Regarding the defense, first, you have to give Jon Daniels and Nolan Ryan another 'job well done' congratulations for turning this defense into an asset. Daniels did the hard work by acquiring Andrus, Nelson Cruz and Josh Hamilton and drafting Julio Borbon. The reason that I credit Ryan is that I thought that starting 2009 with Elvis Andrus was a mistake - even taking into consideration the realities in dealing with Michael Young. I still think that it was a mistake, since the end result of 2009 with Elvis taking over on May 1 would have been the same, and the long term result will be one less year of control and leverage before he can leave as a free agent in his mid-20s. Having said that, Ryan's insistence on rushing Andrus to give his pitchers defensive support right from the start of 2009 may have been a legitimate positive factor for the Rangers' playoff run. Andrus has matured in these two years, even if he faded badly offensively this summer. A less experienced Elvis - I suspect that if Jon Daniels were completely running things, Michael Young would have been the team's shortstop for most of 2009. 

The Rangers were able to put up those defensive numbers despite carrying Young at third base and for the second half of the season with Bengie Molina's fading arm behind the plate. Molina will likely be replaced, and if the team has the guts to do what eventually must be done and move Young again (1B or DH this time), it could be even stronger next season. The rest of the cast is back and all are in their prime defensive years.

As far as Hunter, many more people can see it now that he's tried to get playoff lineups out, but he wasn't nearly as good as his ERA indicated in 2010. Part of that is absolutely the great defense behind him, since a lot of balls were put in play. But part of it was most likely just luck. As Scott Feldman showed in 2009 and 2010, a pitcher who allows a lot of contact can excel with a terrific defense behind him, but it's no guarantee. Without improvement, there is every chance that Hunter experiences a Feldman-like 2011. It's why I was consistently interested in the idea of Derek Holland as the 4th postseason starter, and it's why Hunter doesn't need to be thought of as more than a back-end guy moving forward. A rotation with Hunter and Feldman, and with C.J. Wilson and Colby Lewis, who were both great but will carry flags of their own next season, is no certainty to be a strength. 

Jason Churchill offers some free agent speculation that is worth a look, but the final note of interest to me is Goldstein's on Tanner Scheppers

One is forced to wonder whether Tanner Scheppers could have been another power arm out of the bullpen this year. A supplemental first-round pick in 2009, Scheppers was a dominant force in short stints early in the year, striking out 46 batters in 30 relief innings while allowing just 16 hits, but then the Rangers decided to move him to the rotation, and the results were disastrous. Not only did he fail as a starter; he continued to scuffle after returning to relief work.
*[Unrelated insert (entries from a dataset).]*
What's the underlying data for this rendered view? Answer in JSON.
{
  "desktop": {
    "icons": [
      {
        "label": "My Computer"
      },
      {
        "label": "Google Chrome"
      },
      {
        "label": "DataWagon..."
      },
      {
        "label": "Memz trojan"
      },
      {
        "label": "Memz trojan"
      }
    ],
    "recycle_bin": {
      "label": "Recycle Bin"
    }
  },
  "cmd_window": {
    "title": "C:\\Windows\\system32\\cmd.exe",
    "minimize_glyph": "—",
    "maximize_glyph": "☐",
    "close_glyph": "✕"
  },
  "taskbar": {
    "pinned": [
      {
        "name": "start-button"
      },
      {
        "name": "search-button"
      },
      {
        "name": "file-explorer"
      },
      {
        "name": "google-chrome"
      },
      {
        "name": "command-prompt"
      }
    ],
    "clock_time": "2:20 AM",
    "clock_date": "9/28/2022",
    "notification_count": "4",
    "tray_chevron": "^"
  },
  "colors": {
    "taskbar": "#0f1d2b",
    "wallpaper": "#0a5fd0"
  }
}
 This isn't the first time that Goldstein has made this point, but I think that it is quite valid. The Rangers got greedy with Scheppers. His stuff was positively electric early in the season, and he took to the midlength relief role. Since the Rangers see him as a long term starter and since they thought that they had plenty of high quality relievers, they moved him to the rotation in Triple-A. Whether his struggles with control/command there were inevitable and whether he would have worn down in the bullpen and at higher levels anyway, we don't know. What we do know is that Scheppers had hardly pitched in over a year. He was not likely to handle a higher innings load very well. We also can more clearly see now that relying on finesse relievers for bunches of key spots and innings in the playoffs tends to not be a good idea. The Rangers made an error in underestimating Alexi Ogando because of his lack of experience and overestimating the Darrens because of their experience. They may have made another error in their handling of Scheppers. There was certainly no guarantee that he could have been coaxed into a significant role, but better - or at least different - handling would have at least opened that possibility.

Photographs by jamesbrandon, jdtornow, phlezk, flygraphix, mcdlttx, tomasland, and literalbarrage used in background montage under Creative Commons. Thank you.